It is interested in finding out more about how food allergies emerge and how tolerance is built up. Immunologic therapies are explored. Markers of eosinophilic esophagitis are under study to understand if they are related to IgE antibody-associated food allergy.
Asthma and Allergic Diseases Cooperative Research Centers (AADCRCs)
This program conducts research on the molecular basis of food allergy by trials conducted at 15 centers all over the US. It aims to throw light on the whole process of immunologic food reactions, from mechanism to prevention.
Immune Tolerance Network (ITN)
This group of researchers has been studying new ways to induce tolerance to allergenic foods, as well as in other forms of hypersensitivity, since 1999. At present it is conducting two trials meant to elucidate how food allergies arise in early life, and whether immunotherapy can be successfully extended to include prophylactic early exposure to certain allergens such as peanuts.
Inner-City Asthma Consortium (ICAC)
This group is exploring the relationship between food allergy and the development of asthma in later life, in children who live in environments with a high rate of asthmatic disease.
Exploratory Investigations in Food Allergy
Beginning in 2008, this program focuses on encouraging newer research which is expected to have a significant effect on the world of food allergy, and conducted by new researchers.
These projects are funded by several organizations including NIAID, the Food Allergy Initiative, and the Food Allergy and Anaphylaxis Network, as well as the U.S. Environmental Protection Agency initially.
Research initiatives may include work on the identification of potential allergenic foods by means of their specific proteins, and being able to predict severe reactions by means of the identified precipitating factors.
NIAID and the Juvenile Diabetes Research Foundation International
Some of the major food allergy research is funded by grants provided by FARE, the Food Allergy Research and Education organization.

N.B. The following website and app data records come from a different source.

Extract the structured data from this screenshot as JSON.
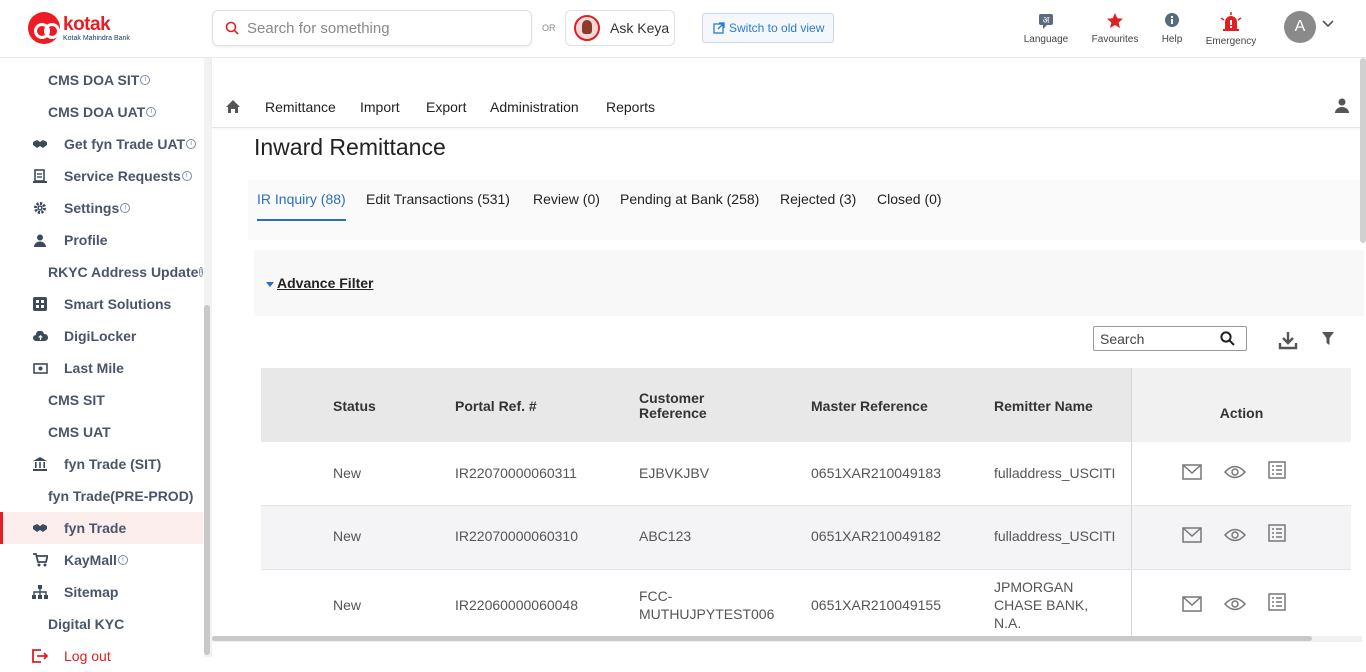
{
  "header": {
    "brand": "kotak",
    "brand_sub": "Kotak Mahindra Bank",
    "search_placeholder": "Search for something",
    "or_label": "OR",
    "ask_keya": "Ask Keya",
    "switch_old_view": "Switch to old view",
    "language": "Language",
    "favourites": "Favourites",
    "help": "Help",
    "emergency": "Emergency",
    "user_initial": "A",
    "language_glyph": "अ"
  },
  "sidebar": {
    "items": [
      {
        "label": "CMS DOA SIT",
        "icon": "none",
        "info": true
      },
      {
        "label": "CMS DOA UAT",
        "icon": "none",
        "info": true
      },
      {
        "label": "Get fyn Trade UAT",
        "icon": "handshake-icon",
        "info": true
      },
      {
        "label": "Service Requests",
        "icon": "service-request-icon",
        "info": true
      },
      {
        "label": "Settings",
        "icon": "gear-icon",
        "info": true
      },
      {
        "label": "Profile",
        "icon": "person-icon",
        "info": false
      },
      {
        "label": "RKYC Address Update",
        "icon": "none",
        "info": true
      },
      {
        "label": "Smart Solutions",
        "icon": "smart-solutions-icon",
        "info": false
      },
      {
        "label": "DigiLocker",
        "icon": "cloud-icon",
        "info": false
      },
      {
        "label": "Last Mile",
        "icon": "cash-icon",
        "info": false
      },
      {
        "label": "CMS SIT",
        "icon": "none",
        "info": false
      },
      {
        "label": "CMS UAT",
        "icon": "none",
        "info": false
      },
      {
        "label": "fyn Trade (SIT)",
        "icon": "bank-icon",
        "info": false
      },
      {
        "label": "fyn Trade(PRE-PROD)",
        "icon": "none",
        "info": false
      },
      {
        "label": "fyn Trade",
        "icon": "handshake-icon",
        "info": false,
        "active": true
      },
      {
        "label": "KayMall",
        "icon": "cart-icon",
        "info": true
      },
      {
        "label": "Sitemap",
        "icon": "sitemap-icon",
        "info": false
      },
      {
        "label": "Digital KYC",
        "icon": "none",
        "info": false
      },
      {
        "label": "Log out",
        "icon": "logout-icon",
        "info": false
      }
    ],
    "info_glyph": "i"
  },
  "nav": {
    "items": [
      "Remittance",
      "Import",
      "Export",
      "Administration",
      "Reports"
    ]
  },
  "page": {
    "title": "Inward Remittance",
    "tabs": [
      "IR Inquiry (88)",
      "Edit Transactions (531)",
      "Review (0)",
      "Pending at Bank (258)",
      "Rejected (3)",
      "Closed (0)"
    ],
    "active_tab": 0,
    "advance_filter": "Advance Filter",
    "table_search_placeholder": "Search"
  },
  "table": {
    "columns": [
      "Status",
      "Portal Ref. #",
      "Customer\nReference",
      "Master Reference",
      "Remitter Name",
      "Action"
    ],
    "rows": [
      {
        "status": "New",
        "portal_ref": "IR22070000060311",
        "customer_ref": "EJBVKJBV",
        "master_ref": "0651XAR210049183",
        "remitter": "fulladdress_USCITI"
      },
      {
        "status": "New",
        "portal_ref": "IR22070000060310",
        "customer_ref": "ABC123",
        "master_ref": "0651XAR210049182",
        "remitter": "fulladdress_USCITI"
      },
      {
        "status": "New",
        "portal_ref": "IR22060000060048",
        "customer_ref": "FCC-\nMUTHUJPYTEST006",
        "master_ref": "0651XAR210049155",
        "remitter": "JPMORGAN\nCHASE BANK,\nN.A."
      }
    ]
  },
  "colors": {
    "brand_red": "#ed1c24",
    "link_blue": "#2a6fbd",
    "sidebar_text": "#4a5568"
  }
}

It sponsors research on the causes of food allergy, the impact of this condition on the economic and psychological scenario, as well as therapies to reduce this impact.
National Institute of Agriculture and Natural Resources
This has a program, the Food Allergy Research and Resource Program (FARRP), which focuses on providing reliable data on which foods provoke true allergies, information on genetically modified foods and helping to label and identify food products for consumer safety.
Reviewed by Susha Cheriyedath, MSc